It seems Americans aren’t the only ones getting tired of endless wars overseas.
On Tuesday, newly victorious Canadian Prime Minister-elect Justin Trudeau announced that Canada will withdraw its fighter jets and stop carrying out airstrikes in Syria. The announcement was made at Trudeau’s first news conference following his election.
Canada was a member of the United States’ coalition against the Islamic State in Iraq and Syria. Trudeau called President Obama shortly after his election on Tuesday announcing his intentions. Canada still plans to “engage in a responsible way” in the fight against ISIS, but Trudeau is committed to ending the combat mission.
There is not yet a set timeline for withdrawal, but Canada’s disengagement will certainly consist of removing its six CF-18 fighter jets deployed as part of the coalition’s campaign. Also on the ground are 70 special forces troops training Iraqi Kurds in Northern Iraq. Their fate is uncertain, however, as Trudeau has suggested their role could continue.
In an Ottawa speech, Trudeau addressed his vision for Canada’s shifting foreign policy. He seeks to continue cooperation with the U.S. on trade and climate change while steering away from some of America’s military ventures that Canada often joined under outgoing prime minister Stephen Harper.

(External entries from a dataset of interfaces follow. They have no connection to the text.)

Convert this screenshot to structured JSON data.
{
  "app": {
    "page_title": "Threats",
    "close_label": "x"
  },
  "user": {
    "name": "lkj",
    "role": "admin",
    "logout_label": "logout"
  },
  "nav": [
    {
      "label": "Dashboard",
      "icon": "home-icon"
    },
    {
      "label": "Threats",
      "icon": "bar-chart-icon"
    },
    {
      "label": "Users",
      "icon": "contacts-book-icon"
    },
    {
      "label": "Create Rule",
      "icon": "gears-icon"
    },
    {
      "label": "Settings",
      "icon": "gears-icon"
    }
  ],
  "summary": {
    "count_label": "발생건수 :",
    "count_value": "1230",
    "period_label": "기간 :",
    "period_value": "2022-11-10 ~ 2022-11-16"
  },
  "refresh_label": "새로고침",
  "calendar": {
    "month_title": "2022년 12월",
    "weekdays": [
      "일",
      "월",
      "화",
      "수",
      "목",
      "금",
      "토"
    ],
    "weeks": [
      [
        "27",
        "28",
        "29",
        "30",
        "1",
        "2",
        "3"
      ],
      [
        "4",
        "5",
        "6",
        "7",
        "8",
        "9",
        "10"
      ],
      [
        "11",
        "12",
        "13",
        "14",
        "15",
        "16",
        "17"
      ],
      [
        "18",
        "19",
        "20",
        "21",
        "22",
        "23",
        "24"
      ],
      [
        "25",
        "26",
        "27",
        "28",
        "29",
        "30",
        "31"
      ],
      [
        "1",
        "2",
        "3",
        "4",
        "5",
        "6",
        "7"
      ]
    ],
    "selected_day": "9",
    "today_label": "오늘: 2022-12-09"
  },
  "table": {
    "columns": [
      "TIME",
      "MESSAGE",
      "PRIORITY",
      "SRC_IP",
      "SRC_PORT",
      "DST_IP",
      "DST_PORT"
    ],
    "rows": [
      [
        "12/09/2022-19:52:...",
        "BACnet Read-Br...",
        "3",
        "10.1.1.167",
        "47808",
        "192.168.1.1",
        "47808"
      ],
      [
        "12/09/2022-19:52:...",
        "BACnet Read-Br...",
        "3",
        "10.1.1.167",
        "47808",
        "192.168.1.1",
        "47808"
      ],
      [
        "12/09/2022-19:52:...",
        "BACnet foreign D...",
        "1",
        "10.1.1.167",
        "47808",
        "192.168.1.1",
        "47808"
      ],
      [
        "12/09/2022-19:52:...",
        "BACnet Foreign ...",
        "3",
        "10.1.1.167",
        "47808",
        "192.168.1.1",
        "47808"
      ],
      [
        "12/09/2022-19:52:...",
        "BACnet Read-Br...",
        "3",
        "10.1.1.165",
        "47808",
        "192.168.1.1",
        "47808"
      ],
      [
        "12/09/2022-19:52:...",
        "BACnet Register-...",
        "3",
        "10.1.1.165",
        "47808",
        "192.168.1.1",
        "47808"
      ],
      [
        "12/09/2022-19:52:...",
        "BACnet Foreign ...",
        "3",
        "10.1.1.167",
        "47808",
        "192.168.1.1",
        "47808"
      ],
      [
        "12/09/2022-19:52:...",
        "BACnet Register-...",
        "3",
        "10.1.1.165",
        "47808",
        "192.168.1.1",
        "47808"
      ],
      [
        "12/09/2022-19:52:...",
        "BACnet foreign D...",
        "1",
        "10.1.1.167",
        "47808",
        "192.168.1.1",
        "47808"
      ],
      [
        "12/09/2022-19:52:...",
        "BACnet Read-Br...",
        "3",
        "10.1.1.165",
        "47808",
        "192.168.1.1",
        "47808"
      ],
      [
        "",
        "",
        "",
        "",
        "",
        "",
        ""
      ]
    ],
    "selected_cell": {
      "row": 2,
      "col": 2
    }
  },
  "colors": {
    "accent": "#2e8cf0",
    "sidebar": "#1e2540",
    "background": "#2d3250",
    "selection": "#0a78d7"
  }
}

“I want to say this to this country’s friends around the world: Many of you have worried that Canada has lost its compassionate and constructive voice in the world over the past 10 years. Well, I have a simple message for you on behalf of 35 million Canadians. We’re back,” he said.